*Assignment*:
Scan the records for the string "Sabrina"; copy each line where it occurs.

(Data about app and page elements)
- Opening Delimiter -
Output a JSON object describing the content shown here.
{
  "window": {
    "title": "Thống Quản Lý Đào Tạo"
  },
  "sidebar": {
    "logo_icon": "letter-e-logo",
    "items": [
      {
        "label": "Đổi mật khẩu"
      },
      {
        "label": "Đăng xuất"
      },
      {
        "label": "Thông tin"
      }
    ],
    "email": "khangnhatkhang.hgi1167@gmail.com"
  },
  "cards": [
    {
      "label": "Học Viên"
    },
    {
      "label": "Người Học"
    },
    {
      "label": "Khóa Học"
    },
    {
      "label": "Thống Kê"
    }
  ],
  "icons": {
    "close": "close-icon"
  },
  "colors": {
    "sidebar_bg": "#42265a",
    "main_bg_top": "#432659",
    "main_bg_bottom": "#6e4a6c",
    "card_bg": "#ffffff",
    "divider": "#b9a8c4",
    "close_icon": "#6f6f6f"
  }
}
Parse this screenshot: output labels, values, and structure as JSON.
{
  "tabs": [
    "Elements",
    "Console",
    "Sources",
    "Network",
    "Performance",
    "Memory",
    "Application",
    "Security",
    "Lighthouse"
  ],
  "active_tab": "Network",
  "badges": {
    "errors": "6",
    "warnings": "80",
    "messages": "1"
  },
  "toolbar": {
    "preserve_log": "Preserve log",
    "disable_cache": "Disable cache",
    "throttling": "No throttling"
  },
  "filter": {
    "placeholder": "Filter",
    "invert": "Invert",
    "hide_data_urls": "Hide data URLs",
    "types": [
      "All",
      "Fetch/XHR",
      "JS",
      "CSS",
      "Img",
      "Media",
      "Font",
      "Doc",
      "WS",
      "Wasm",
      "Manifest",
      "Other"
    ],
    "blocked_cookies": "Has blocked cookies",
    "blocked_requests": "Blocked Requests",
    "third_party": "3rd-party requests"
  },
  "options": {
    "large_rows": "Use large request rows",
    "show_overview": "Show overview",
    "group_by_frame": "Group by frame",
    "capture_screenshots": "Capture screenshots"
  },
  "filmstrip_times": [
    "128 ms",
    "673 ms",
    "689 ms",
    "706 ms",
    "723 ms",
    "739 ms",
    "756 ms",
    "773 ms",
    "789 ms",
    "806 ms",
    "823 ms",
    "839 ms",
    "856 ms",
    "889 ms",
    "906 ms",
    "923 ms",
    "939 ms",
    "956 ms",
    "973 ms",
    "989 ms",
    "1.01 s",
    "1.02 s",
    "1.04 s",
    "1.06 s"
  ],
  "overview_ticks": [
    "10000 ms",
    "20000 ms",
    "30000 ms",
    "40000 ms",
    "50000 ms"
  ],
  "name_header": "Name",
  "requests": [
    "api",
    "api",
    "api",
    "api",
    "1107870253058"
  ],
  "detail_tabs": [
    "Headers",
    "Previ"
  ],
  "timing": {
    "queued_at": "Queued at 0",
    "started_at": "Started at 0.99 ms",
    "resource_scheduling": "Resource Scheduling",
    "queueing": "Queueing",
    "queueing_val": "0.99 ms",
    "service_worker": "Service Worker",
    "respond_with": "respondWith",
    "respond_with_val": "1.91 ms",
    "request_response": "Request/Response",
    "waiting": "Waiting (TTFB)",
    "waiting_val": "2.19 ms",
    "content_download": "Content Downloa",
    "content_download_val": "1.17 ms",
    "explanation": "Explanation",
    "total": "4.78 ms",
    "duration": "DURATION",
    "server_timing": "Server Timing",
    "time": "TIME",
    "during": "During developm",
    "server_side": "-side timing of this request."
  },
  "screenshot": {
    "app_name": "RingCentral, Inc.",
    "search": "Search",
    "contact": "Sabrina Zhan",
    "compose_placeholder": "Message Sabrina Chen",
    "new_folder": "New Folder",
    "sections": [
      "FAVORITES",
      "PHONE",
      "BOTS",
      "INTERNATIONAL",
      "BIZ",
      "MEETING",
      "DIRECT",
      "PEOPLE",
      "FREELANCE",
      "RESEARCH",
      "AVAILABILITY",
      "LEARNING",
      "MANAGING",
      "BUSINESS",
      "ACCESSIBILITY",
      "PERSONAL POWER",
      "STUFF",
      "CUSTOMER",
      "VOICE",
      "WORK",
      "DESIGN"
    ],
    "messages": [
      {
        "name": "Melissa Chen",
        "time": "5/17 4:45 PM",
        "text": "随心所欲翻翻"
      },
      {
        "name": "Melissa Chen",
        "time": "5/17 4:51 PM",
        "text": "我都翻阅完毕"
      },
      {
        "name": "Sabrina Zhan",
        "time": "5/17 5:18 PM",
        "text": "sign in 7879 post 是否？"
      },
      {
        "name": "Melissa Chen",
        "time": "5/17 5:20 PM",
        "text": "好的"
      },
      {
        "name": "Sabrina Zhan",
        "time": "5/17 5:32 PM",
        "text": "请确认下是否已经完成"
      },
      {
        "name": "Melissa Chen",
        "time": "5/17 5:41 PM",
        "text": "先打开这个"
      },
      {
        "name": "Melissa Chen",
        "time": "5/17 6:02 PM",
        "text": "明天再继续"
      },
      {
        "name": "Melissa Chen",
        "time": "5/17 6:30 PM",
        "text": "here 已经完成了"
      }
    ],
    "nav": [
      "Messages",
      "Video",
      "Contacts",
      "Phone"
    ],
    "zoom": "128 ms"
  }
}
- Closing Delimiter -
*Result of this exercise*:
    "contact": "Sabrina Zhan",
    "compose_placeholder": "Message Sabrina Chen",
        "name": "Sabrina Zhan",
        "name": "Sabrina Zhan",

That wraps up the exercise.